Retype the complete listing exactly as it appears.
------------------------
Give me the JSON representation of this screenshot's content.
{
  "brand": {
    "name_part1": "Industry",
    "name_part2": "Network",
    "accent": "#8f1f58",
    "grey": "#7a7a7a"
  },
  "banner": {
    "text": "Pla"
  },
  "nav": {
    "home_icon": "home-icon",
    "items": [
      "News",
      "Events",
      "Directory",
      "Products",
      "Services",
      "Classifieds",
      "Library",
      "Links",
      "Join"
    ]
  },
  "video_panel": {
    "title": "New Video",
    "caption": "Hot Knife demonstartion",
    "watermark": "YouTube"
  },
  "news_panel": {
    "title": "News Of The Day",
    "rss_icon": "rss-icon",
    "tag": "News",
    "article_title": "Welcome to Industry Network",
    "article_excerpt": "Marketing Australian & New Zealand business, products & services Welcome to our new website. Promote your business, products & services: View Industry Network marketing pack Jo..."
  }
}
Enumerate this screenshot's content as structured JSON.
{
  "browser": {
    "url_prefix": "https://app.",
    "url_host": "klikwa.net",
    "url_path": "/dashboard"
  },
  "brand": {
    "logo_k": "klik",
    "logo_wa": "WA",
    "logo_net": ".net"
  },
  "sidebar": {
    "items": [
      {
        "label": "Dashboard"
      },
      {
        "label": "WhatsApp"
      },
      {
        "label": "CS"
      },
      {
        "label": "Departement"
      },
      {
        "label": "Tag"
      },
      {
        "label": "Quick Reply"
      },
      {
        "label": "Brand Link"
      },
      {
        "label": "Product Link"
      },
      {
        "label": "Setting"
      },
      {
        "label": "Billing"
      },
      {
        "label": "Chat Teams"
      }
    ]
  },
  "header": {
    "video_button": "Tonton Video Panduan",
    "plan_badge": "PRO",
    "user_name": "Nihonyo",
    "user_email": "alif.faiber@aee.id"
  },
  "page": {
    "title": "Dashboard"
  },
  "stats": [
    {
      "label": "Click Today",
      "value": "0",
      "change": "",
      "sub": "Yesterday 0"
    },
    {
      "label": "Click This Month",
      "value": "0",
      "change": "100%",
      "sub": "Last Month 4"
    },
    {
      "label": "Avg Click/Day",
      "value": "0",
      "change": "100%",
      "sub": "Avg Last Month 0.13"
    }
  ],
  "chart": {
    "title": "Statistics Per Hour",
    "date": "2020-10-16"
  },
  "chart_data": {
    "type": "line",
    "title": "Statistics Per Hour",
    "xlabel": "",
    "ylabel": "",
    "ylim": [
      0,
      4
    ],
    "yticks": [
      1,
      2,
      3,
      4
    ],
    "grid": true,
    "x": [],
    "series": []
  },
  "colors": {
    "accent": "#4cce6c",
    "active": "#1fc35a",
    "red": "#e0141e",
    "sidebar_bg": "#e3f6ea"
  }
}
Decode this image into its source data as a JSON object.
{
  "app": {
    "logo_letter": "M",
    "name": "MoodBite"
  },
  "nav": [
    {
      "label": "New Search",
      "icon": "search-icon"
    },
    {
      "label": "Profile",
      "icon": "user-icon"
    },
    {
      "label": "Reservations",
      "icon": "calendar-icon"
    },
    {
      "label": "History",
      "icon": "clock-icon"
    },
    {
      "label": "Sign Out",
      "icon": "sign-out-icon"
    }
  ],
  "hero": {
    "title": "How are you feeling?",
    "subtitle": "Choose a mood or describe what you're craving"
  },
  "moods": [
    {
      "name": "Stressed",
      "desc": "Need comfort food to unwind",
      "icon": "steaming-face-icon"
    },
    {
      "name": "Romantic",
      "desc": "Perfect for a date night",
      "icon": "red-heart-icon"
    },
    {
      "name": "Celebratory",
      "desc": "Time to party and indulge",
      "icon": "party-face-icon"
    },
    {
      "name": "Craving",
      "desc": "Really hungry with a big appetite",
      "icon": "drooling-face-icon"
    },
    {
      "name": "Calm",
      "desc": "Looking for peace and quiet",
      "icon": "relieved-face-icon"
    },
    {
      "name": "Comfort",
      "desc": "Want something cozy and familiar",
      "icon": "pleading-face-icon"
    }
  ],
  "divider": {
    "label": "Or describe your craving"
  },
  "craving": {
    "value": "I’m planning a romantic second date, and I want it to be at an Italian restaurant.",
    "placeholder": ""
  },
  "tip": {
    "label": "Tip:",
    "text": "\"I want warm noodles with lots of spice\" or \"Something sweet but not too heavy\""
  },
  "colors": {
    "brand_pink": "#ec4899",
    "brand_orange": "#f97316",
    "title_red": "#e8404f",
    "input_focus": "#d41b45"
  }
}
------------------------
§ TASK SOLUTION:
Give me the JSON representation of this screenshot's content.
{
  "brand": {
    "name_part1": "Industry",
    "name_part2": "Network",
    "accent": "#8f1f58",
    "grey": "#7a7a7a"
  },
  "banner": {
    "text": "Pla"
  },
  "nav": {
    "home_icon": "home-icon",
    "items": [
      "News",
      "Events",
      "Directory",
      "Products",
      "Services",
      "Classifieds",
      "Library",
      "Links",
      "Join"
    ]
  },
  "video_panel": {
    "title": "New Video",
    "caption": "Hot Knife demonstartion",
    "watermark": "YouTube"
  },
  "news_panel": {
    "title": "News Of The Day",
    "rss_icon": "rss-icon",
    "tag": "News",
    "article_title": "Welcome to Industry Network",
    "article_excerpt": "Marketing Australian & New Zealand business, products & services Welcome to our new website. Promote your business, products & services: View Industry Network marketing pack Jo..."
  }
}
Enumerate this screenshot's content as structured JSON.
{
  "browser": {
    "url_prefix": "https://app.",
    "url_host": "klikwa.net",
    "url_path": "/dashboard"
  },
  "brand": {
    "logo_k": "klik",
    "logo_wa": "WA",
    "logo_net": ".net"
  },
  "sidebar": {
    "items": [
      {
        "label": "Dashboard"
      },
      {
        "label": "WhatsApp"
      },
      {
        "label": "CS"
      },
      {
        "label": "Departement"
      },
      {
        "label": "Tag"
      },
      {
        "label": "Quick Reply"
      },
      {
        "label": "Brand Link"
      },
      {
        "label": "Product Link"
      },
      {
        "label": "Setting"
      },
      {
        "label": "Billing"
      },
      {
        "label": "Chat Teams"
      }
    ]
  },
  "header": {
    "video_button": "Tonton Video Panduan",
    "plan_badge": "PRO",
    "user_name": "Nihonyo",
    "user_email": "alif.faiber@aee.id"
  },
  "page": {
    "title": "Dashboard"
  },
  "stats": [
    {
      "label": "Click Today",
      "value": "0",
      "change": "",
      "sub": "Yesterday 0"
    },
    {
      "label": "Click This Month",
      "value": "0",
      "change": "100%",
      "sub": "Last Month 4"
    },
    {
      "label": "Avg Click/Day",
      "value": "0",
      "change": "100%",
      "sub": "Avg Last Month 0.13"
    }
  ],
  "chart": {
    "title": "Statistics Per Hour",
    "date": "2020-10-16"
  },
  "chart_data": {
    "type": "line",
    "title": "Statistics Per Hour",
    "xlabel": "",
    "ylabel": "",
    "ylim": [
      0,
      4
    ],
    "yticks": [
      1,
      2,
      3,
      4
    ],
    "grid": true,
    "x": [],
    "series": []
  },
  "colors": {
    "accent": "#4cce6c",
    "active": "#1fc35a",
    "red": "#e0141e",
    "sidebar_bg": "#e3f6ea"
  }
}
Decode this image into its source data as a JSON object.
{
  "app": {
    "logo_letter": "M",
    "name": "MoodBite"
  },
  "nav": [
    {
      "label": "New Search",
      "icon": "search-icon"
    },
    {
      "label": "Profile",
      "icon": "user-icon"
    },
    {
      "label": "Reservations",
      "icon": "calendar-icon"
    },
    {
      "label": "History",
      "icon": "clock-icon"
    },
    {
      "label": "Sign Out",
      "icon": "sign-out-icon"
    }
  ],
  "hero": {
    "title": "How are you feeling?",
    "subtitle": "Choose a mood or describe what you're craving"
  },
  "moods": [
    {
      "name": "Stressed",
      "desc": "Need comfort food to unwind",
      "icon": "steaming-face-icon"
    },
    {
      "name": "Romantic",
      "desc": "Perfect for a date night",
      "icon": "red-heart-icon"
    },
    {
      "name": "Celebratory",
      "desc": "Time to party and indulge",
      "icon": "party-face-icon"
    },
    {
      "name": "Craving",
      "desc": "Really hungry with a big appetite",
      "icon": "drooling-face-icon"
    },
    {
      "name": "Calm",
      "desc": "Looking for peace and quiet",
      "icon": "relieved-face-icon"
    },
    {
      "name": "Comfort",
      "desc": "Want something cozy and familiar",
      "icon": "pleading-face-icon"
    }
  ],
  "divider": {
    "label": "Or describe your craving"
  },
  "craving": {
    "value": "I’m planning a romantic second date, and I want it to be at an Italian restaurant.",
    "placeholder": ""
  },
  "tip": {
    "label": "Tip:",
    "text": "\"I want warm noodles with lots of spice\" or \"Something sweet but not too heavy\""
  },
  "colors": {
    "brand_pink": "#ec4899",
    "brand_orange": "#f97316",
    "title_red": "#e8404f",
    "input_focus": "#d41b45"
  }
}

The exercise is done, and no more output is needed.